Supplied data:
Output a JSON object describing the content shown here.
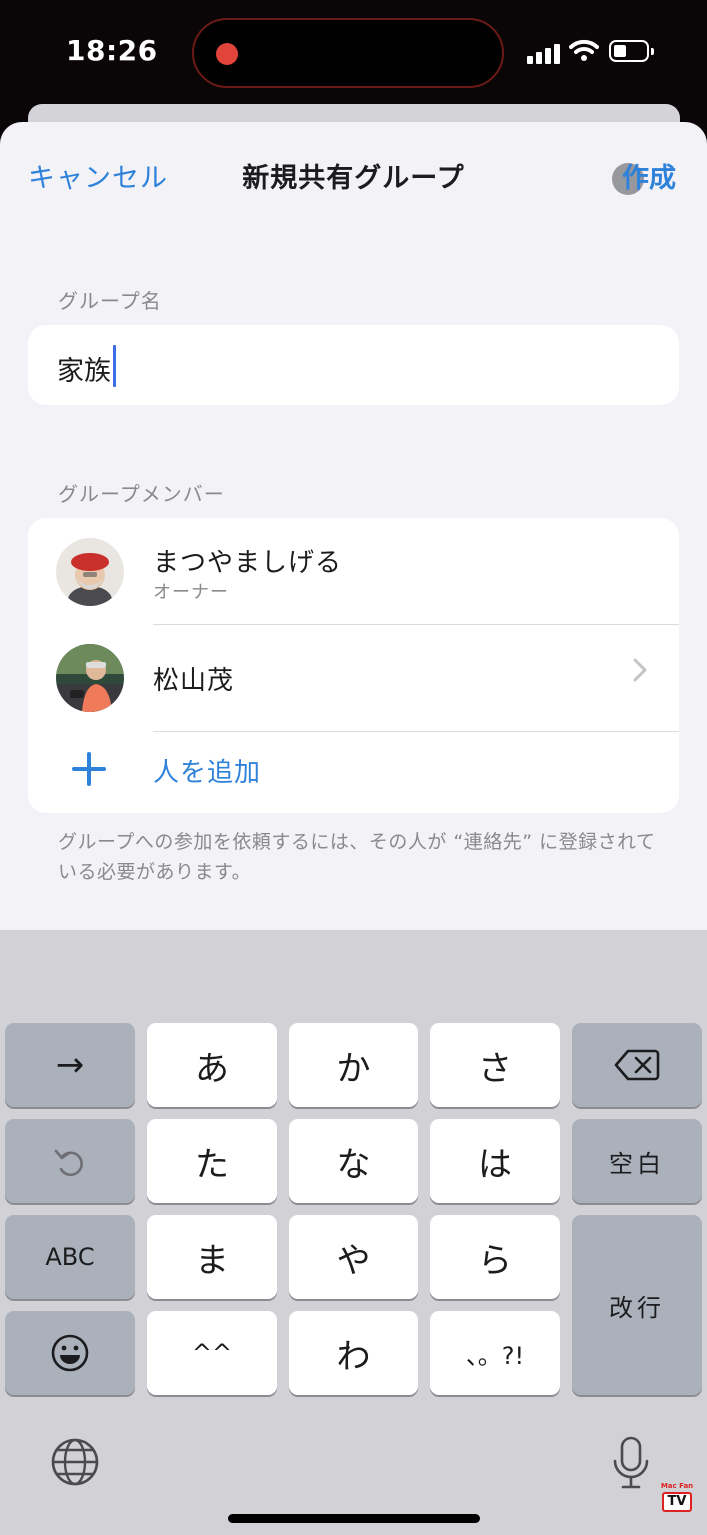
{
  "status_bar": {
    "time": "18:26"
  },
  "nav": {
    "cancel": "キャンセル",
    "title": "新規共有グループ",
    "create": "作成"
  },
  "group_name": {
    "label": "グループ名",
    "value": "家族"
  },
  "members": {
    "label": "グループメンバー",
    "items": [
      {
        "name": "まつやましげる",
        "role": "オーナー"
      },
      {
        "name": "松山茂"
      }
    ],
    "add_label": "人を追加"
  },
  "footnote": "グループへの参加を依頼するには、その人が “連絡先” に登録されている必要があります。",
  "keyboard": {
    "row1": [
      "→",
      "あ",
      "か",
      "さ"
    ],
    "row2_labels": [
      "た",
      "な",
      "は",
      "空白"
    ],
    "row3": [
      "ABC",
      "ま",
      "や",
      "ら",
      "改行"
    ],
    "row4": [
      "^^",
      "わ",
      "、。?!"
    ]
  },
  "icons": {
    "backspace": "backspace-icon",
    "undo": "undo-icon",
    "emoji": "emoji-icon",
    "globe": "globe-icon",
    "mic": "microphone-icon",
    "plus": "plus-icon",
    "chevron": "chevron-right-icon"
  },
  "watermark": {
    "brand": "Mac Fan",
    "tv": "TV"
  },
  "colors": {
    "accent": "#2f82d9",
    "background": "#f2f2f7",
    "keyboard": "#d1d1d6"
  }
}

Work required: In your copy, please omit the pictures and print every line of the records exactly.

Exercise result:
Output a JSON object describing the content shown here.
{
  "status_bar": {
    "time": "18:26"
  },
  "nav": {
    "cancel": "キャンセル",
    "title": "新規共有グループ",
    "create": "作成"
  },
  "group_name": {
    "label": "グループ名",
    "value": "家族"
  },
  "members": {
    "label": "グループメンバー",
    "items": [
      {
        "name": "まつやましげる",
        "role": "オーナー"
      },
      {
        "name": "松山茂"
      }
    ],
    "add_label": "人を追加"
  },
  "footnote": "グループへの参加を依頼するには、その人が “連絡先” に登録されている必要があります。",
  "keyboard": {
    "row1": [
      "→",
      "あ",
      "か",
      "さ"
    ],
    "row2_labels": [
      "た",
      "な",
      "は",
      "空白"
    ],
    "row3": [
      "ABC",
      "ま",
      "や",
      "ら",
      "改行"
    ],
    "row4": [
      "^^",
      "わ",
      "、。?!"
    ]
  },
  "icons": {
    "backspace": "backspace-icon",
    "undo": "undo-icon",
    "emoji": "emoji-icon",
    "globe": "globe-icon",
    "mic": "microphone-icon",
    "plus": "plus-icon",
    "chevron": "chevron-right-icon"
  },
  "watermark": {
    "brand": "Mac Fan",
    "tv": "TV"
  },
  "colors": {
    "accent": "#2f82d9",
    "background": "#f2f2f7",
    "keyboard": "#d1d1d6"
  }
}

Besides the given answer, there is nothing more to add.